==== Data excerpts
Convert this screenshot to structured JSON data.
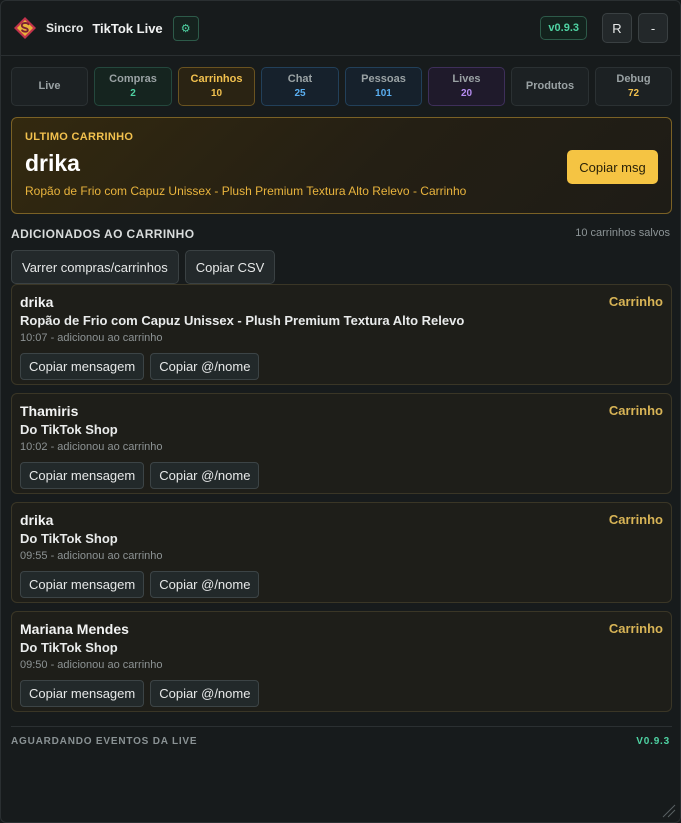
{
  "header": {
    "brand": "Sincro",
    "title": "TikTok Live",
    "settings_icon": "gear-icon",
    "version": "v0.9.3",
    "r_label": "R",
    "minimize_label": "-"
  },
  "tabs": [
    {
      "label": "Live",
      "count": ""
    },
    {
      "label": "Compras",
      "count": "2"
    },
    {
      "label": "Carrinhos",
      "count": "10"
    },
    {
      "label": "Chat",
      "count": "25"
    },
    {
      "label": "Pessoas",
      "count": "101"
    },
    {
      "label": "Lives",
      "count": "20"
    },
    {
      "label": "Produtos",
      "count": ""
    },
    {
      "label": "Debug",
      "count": "72"
    }
  ],
  "last_cart": {
    "eyebrow": "ULTIMO CARRINHO",
    "name": "drika",
    "product": "Ropão de Frio com Capuz Unissex - Plush Premium Textura Alto Relevo - Carrinho",
    "copy_label": "Copiar msg"
  },
  "section": {
    "title": "ADICIONADOS AO CARRINHO",
    "saved": "10 carrinhos salvos",
    "scan_label": "Varrer compras/carrinhos",
    "csv_label": "Copiar CSV"
  },
  "items": [
    {
      "name": "drika",
      "tag": "Carrinho",
      "product": "Ropão de Frio com Capuz Unissex - Plush Premium Textura Alto Relevo",
      "meta": "10:07 - adicionou ao carrinho",
      "copy_msg": "Copiar mensagem",
      "copy_name": "Copiar @/nome"
    },
    {
      "name": "Thamiris",
      "tag": "Carrinho",
      "product": "Do TikTok Shop",
      "meta": "10:02 - adicionou ao carrinho",
      "copy_msg": "Copiar mensagem",
      "copy_name": "Copiar @/nome"
    },
    {
      "name": "drika",
      "tag": "Carrinho",
      "product": "Do TikTok Shop",
      "meta": "09:55 - adicionou ao carrinho",
      "copy_msg": "Copiar mensagem",
      "copy_name": "Copiar @/nome"
    },
    {
      "name": "Mariana Mendes",
      "tag": "Carrinho",
      "product": "Do TikTok Shop",
      "meta": "09:50 - adicionou ao carrinho",
      "copy_msg": "Copiar mensagem",
      "copy_name": "Copiar @/nome"
    }
  ],
  "footer": {
    "status": "AGUARDANDO EVENTOS DA LIVE",
    "version": "V0.9.3"
  },
  "colors": {
    "accent_green": "#4fd3a3",
    "accent_yellow": "#f2c14e",
    "accent_blue": "#5aaef0",
    "accent_purple": "#b58cf0"
  }
}
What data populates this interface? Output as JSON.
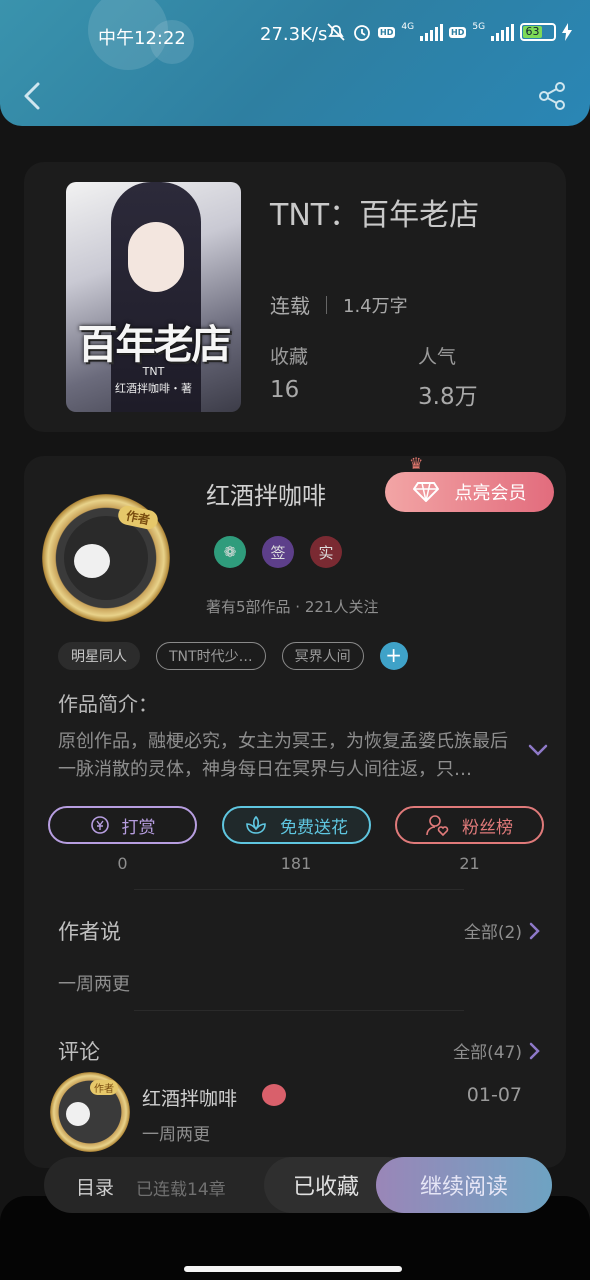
{
  "status_bar": {
    "time": "中午12:22",
    "speed": "27.3K/s",
    "battery": "63",
    "net_4g": "4G",
    "net_5g": "5G",
    "hd": "HD"
  },
  "book": {
    "title": "TNT：百年老店",
    "cover_title": "百年老店",
    "cover_series": "TNT",
    "cover_author": "红酒拌咖啡・著",
    "status": "连载",
    "word_count": "1.4万字",
    "collect_label": "收藏",
    "collect_value": "16",
    "popularity_label": "人气",
    "popularity_value": "3.8万"
  },
  "author": {
    "tag": "作者",
    "name": "红酒拌咖啡",
    "vip_button": "点亮会员",
    "badges": [
      "签",
      "实"
    ],
    "meta": "著有5部作品 · 221人关注"
  },
  "tags": [
    "明星同人",
    "TNT时代少…",
    "冥界人间"
  ],
  "intro": {
    "title": "作品简介：",
    "text": "原创作品，融梗必究，女主为冥王，为恢复孟婆氏族最后一脉消散的灵体，神身每日在冥界与人间往返，只…"
  },
  "actions": [
    {
      "label": "打赏",
      "count": "0"
    },
    {
      "label": "免费送花",
      "count": "181"
    },
    {
      "label": "粉丝榜",
      "count": "21"
    }
  ],
  "author_say": {
    "title": "作者说",
    "link": "全部(2)",
    "text": "一周两更"
  },
  "comments": {
    "title": "评论",
    "link": "全部(47)",
    "items": [
      {
        "avatar_tag": "作者",
        "name": "红酒拌咖啡",
        "date": "01-07",
        "text": "一周两更"
      }
    ]
  },
  "bottom_bar": {
    "toc": "目录",
    "toc_status": "已连载14章",
    "collected": "已收藏",
    "continue": "继续阅读"
  },
  "colors": {
    "header": "#2e7fa1",
    "vip": "#e26c7d",
    "accent_blue": "#3fa2c8",
    "reward": "#b79ee0",
    "flower": "#5fc6e0",
    "fans": "#e07a7a"
  }
}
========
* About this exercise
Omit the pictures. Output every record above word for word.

* Response area
Convert this screenshot to structured JSON data.
{
  "header": {
    "brand": "Sincro",
    "title": "TikTok Live",
    "settings_icon": "gear-icon",
    "version": "v0.9.3",
    "r_label": "R",
    "minimize_label": "-"
  },
  "tabs": [
    {
      "label": "Live",
      "count": ""
    },
    {
      "label": "Compras",
      "count": "2"
    },
    {
      "label": "Carrinhos",
      "count": "10"
    },
    {
      "label": "Chat",
      "count": "25"
    },
    {
      "label": "Pessoas",
      "count": "101"
    },
    {
      "label": "Lives",
      "count": "20"
    },
    {
      "label": "Produtos",
      "count": ""
    },
    {
      "label": "Debug",
      "count": "72"
    }
  ],
  "last_cart": {
    "eyebrow": "ULTIMO CARRINHO",
    "name": "drika",
    "product": "Ropão de Frio com Capuz Unissex - Plush Premium Textura Alto Relevo - Carrinho",
    "copy_label": "Copiar msg"
  },
  "section": {
    "title": "ADICIONADOS AO CARRINHO",
    "saved": "10 carrinhos salvos",
    "scan_label": "Varrer compras/carrinhos",
    "csv_label": "Copiar CSV"
  },
  "items": [
    {
      "name": "drika",
      "tag": "Carrinho",
      "product": "Ropão de Frio com Capuz Unissex - Plush Premium Textura Alto Relevo",
      "meta": "10:07 - adicionou ao carrinho",
      "copy_msg": "Copiar mensagem",
      "copy_name": "Copiar @/nome"
    },
    {
      "name": "Thamiris",
      "tag": "Carrinho",
      "product": "Do TikTok Shop",
      "meta": "10:02 - adicionou ao carrinho",
      "copy_msg": "Copiar mensagem",
      "copy_name": "Copiar @/nome"
    },
    {
      "name": "drika",
      "tag": "Carrinho",
      "product": "Do TikTok Shop",
      "meta": "09:55 - adicionou ao carrinho",
      "copy_msg": "Copiar mensagem",
      "copy_name": "Copiar @/nome"
    },
    {
      "name": "Mariana Mendes",
      "tag": "Carrinho",
      "product": "Do TikTok Shop",
      "meta": "09:50 - adicionou ao carrinho",
      "copy_msg": "Copiar mensagem",
      "copy_name": "Copiar @/nome"
    }
  ],
  "footer": {
    "status": "AGUARDANDO EVENTOS DA LIVE",
    "version": "V0.9.3"
  },
  "colors": {
    "accent_green": "#4fd3a3",
    "accent_yellow": "#f2c14e",
    "accent_blue": "#5aaef0",
    "accent_purple": "#b58cf0"
  }
}
What data populates this interface? Output as JSON.
{
  "status_bar": {
    "time": "中午12:22",
    "speed": "27.3K/s",
    "battery": "63",
    "net_4g": "4G",
    "net_5g": "5G",
    "hd": "HD"
  },
  "book": {
    "title": "TNT：百年老店",
    "cover_title": "百年老店",
    "cover_series": "TNT",
    "cover_author": "红酒拌咖啡・著",
    "status": "连载",
    "word_count": "1.4万字",
    "collect_label": "收藏",
    "collect_value": "16",
    "popularity_label": "人气",
    "popularity_value": "3.8万"
  },
  "author": {
    "tag": "作者",
    "name": "红酒拌咖啡",
    "vip_button": "点亮会员",
    "badges": [
      "签",
      "实"
    ],
    "meta": "著有5部作品 · 221人关注"
  },
  "tags": [
    "明星同人",
    "TNT时代少…",
    "冥界人间"
  ],
  "intro": {
    "title": "作品简介：",
    "text": "原创作品，融梗必究，女主为冥王，为恢复孟婆氏族最后一脉消散的灵体，神身每日在冥界与人间往返，只…"
  },
  "actions": [
    {
      "label": "打赏",
      "count": "0"
    },
    {
      "label": "免费送花",
      "count": "181"
    },
    {
      "label": "粉丝榜",
      "count": "21"
    }
  ],
  "author_say": {
    "title": "作者说",
    "link": "全部(2)",
    "text": "一周两更"
  },
  "comments": {
    "title": "评论",
    "link": "全部(47)",
    "items": [
      {
        "avatar_tag": "作者",
        "name": "红酒拌咖啡",
        "date": "01-07",
        "text": "一周两更"
      }
    ]
  },
  "bottom_bar": {
    "toc": "目录",
    "toc_status": "已连载14章",
    "collected": "已收藏",
    "continue": "继续阅读"
  },
  "colors": {
    "header": "#2e7fa1",
    "vip": "#e26c7d",
    "accent_blue": "#3fa2c8",
    "reward": "#b79ee0",
    "flower": "#5fc6e0",
    "fans": "#e07a7a"
  }
}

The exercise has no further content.